## Requirement
Your task is to copy each line of the material that holds the word "tests".

+---+

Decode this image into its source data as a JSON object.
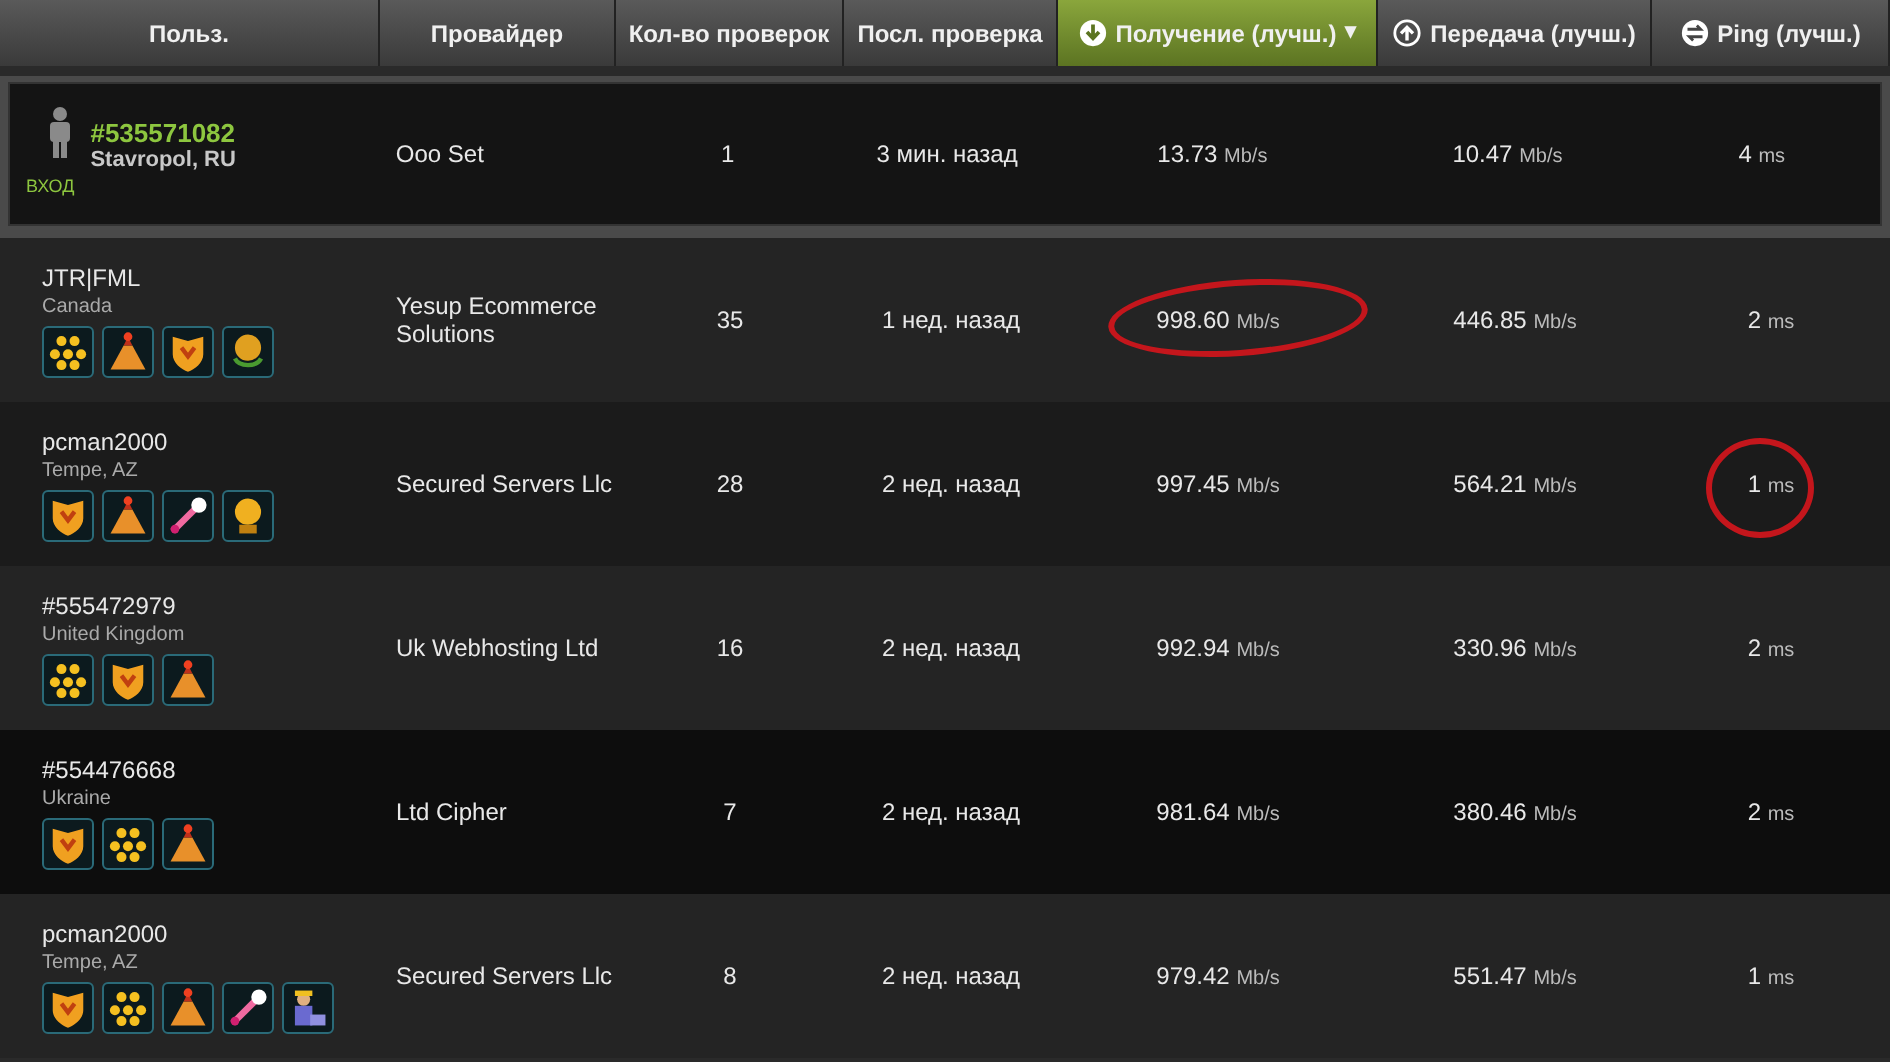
{
  "columns": [
    {
      "label": "Польз.",
      "selected": false
    },
    {
      "label": "Провайдер",
      "selected": false
    },
    {
      "label": "Кол-во проверок",
      "selected": false
    },
    {
      "label": "Посл. проверка",
      "selected": false
    },
    {
      "label": "Получение (лучш.)",
      "selected": true,
      "kind": "download",
      "sort_mark": "▾"
    },
    {
      "label": "Передача (лучш.)",
      "selected": false,
      "kind": "upload"
    },
    {
      "label": "Ping (лучш.)",
      "selected": false,
      "kind": "ping"
    }
  ],
  "own_result": {
    "user": "#535571082",
    "location": "Stavropol, RU",
    "login": "ВХОД",
    "provider": "Ooo Set",
    "tests": "1",
    "last_test": "3 мин. назад",
    "download": "13.73",
    "download_unit": "Mb/s",
    "upload": "10.47",
    "upload_unit": "Mb/s",
    "ping": "4",
    "ping_unit": "ms"
  },
  "rows": [
    {
      "user": "JTR|FML",
      "location": "Canada",
      "badges": [
        {
          "kind": "stars"
        },
        {
          "kind": "volcano"
        },
        {
          "kind": "shield"
        },
        {
          "kind": "medal"
        }
      ],
      "provider": "Yesup Ecommerce Solutions",
      "tests": "35",
      "last_test": "1 нед. назад",
      "download": "998.60",
      "download_unit": "Mb/s",
      "upload": "446.85",
      "upload_unit": "Mb/s",
      "ping": "2",
      "ping_unit": "ms",
      "download_circled": true
    },
    {
      "user": "pcman2000",
      "location": "Tempe, AZ",
      "badges": [
        {
          "kind": "shield"
        },
        {
          "kind": "volcano"
        },
        {
          "kind": "rocket"
        },
        {
          "kind": "trophy"
        }
      ],
      "provider": "Secured Servers Llc",
      "tests": "28",
      "last_test": "2 нед. назад",
      "download": "997.45",
      "download_unit": "Mb/s",
      "upload": "564.21",
      "upload_unit": "Mb/s",
      "ping": "1",
      "ping_unit": "ms",
      "ping_circled": true
    },
    {
      "user": "#555472979",
      "location": "United Kingdom",
      "badges": [
        {
          "kind": "stars"
        },
        {
          "kind": "shield"
        },
        {
          "kind": "volcano"
        }
      ],
      "provider": "Uk Webhosting Ltd",
      "tests": "16",
      "last_test": "2 нед. назад",
      "download": "992.94",
      "download_unit": "Mb/s",
      "upload": "330.96",
      "upload_unit": "Mb/s",
      "ping": "2",
      "ping_unit": "ms"
    },
    {
      "user": "#554476668",
      "location": "Ukraine",
      "badges": [
        {
          "kind": "shield"
        },
        {
          "kind": "stars"
        },
        {
          "kind": "volcano"
        }
      ],
      "provider": "Ltd Cipher",
      "tests": "7",
      "last_test": "2 нед. назад",
      "download": "981.64",
      "download_unit": "Mb/s",
      "upload": "380.46",
      "upload_unit": "Mb/s",
      "ping": "2",
      "ping_unit": "ms"
    },
    {
      "user": "pcman2000",
      "location": "Tempe, AZ",
      "badges": [
        {
          "kind": "shield"
        },
        {
          "kind": "stars"
        },
        {
          "kind": "volcano"
        },
        {
          "kind": "rocket"
        },
        {
          "kind": "worker"
        }
      ],
      "provider": "Secured Servers Llc",
      "tests": "8",
      "last_test": "2 нед. назад",
      "download": "979.42",
      "download_unit": "Mb/s",
      "upload": "551.47",
      "upload_unit": "Mb/s",
      "ping": "1",
      "ping_unit": "ms"
    }
  ]
}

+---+

## Solution to the problem
    "tests": "1",
      "tests": "35",
      "tests": "28",
      "tests": "16",
      "tests": "7",
      "tests": "8",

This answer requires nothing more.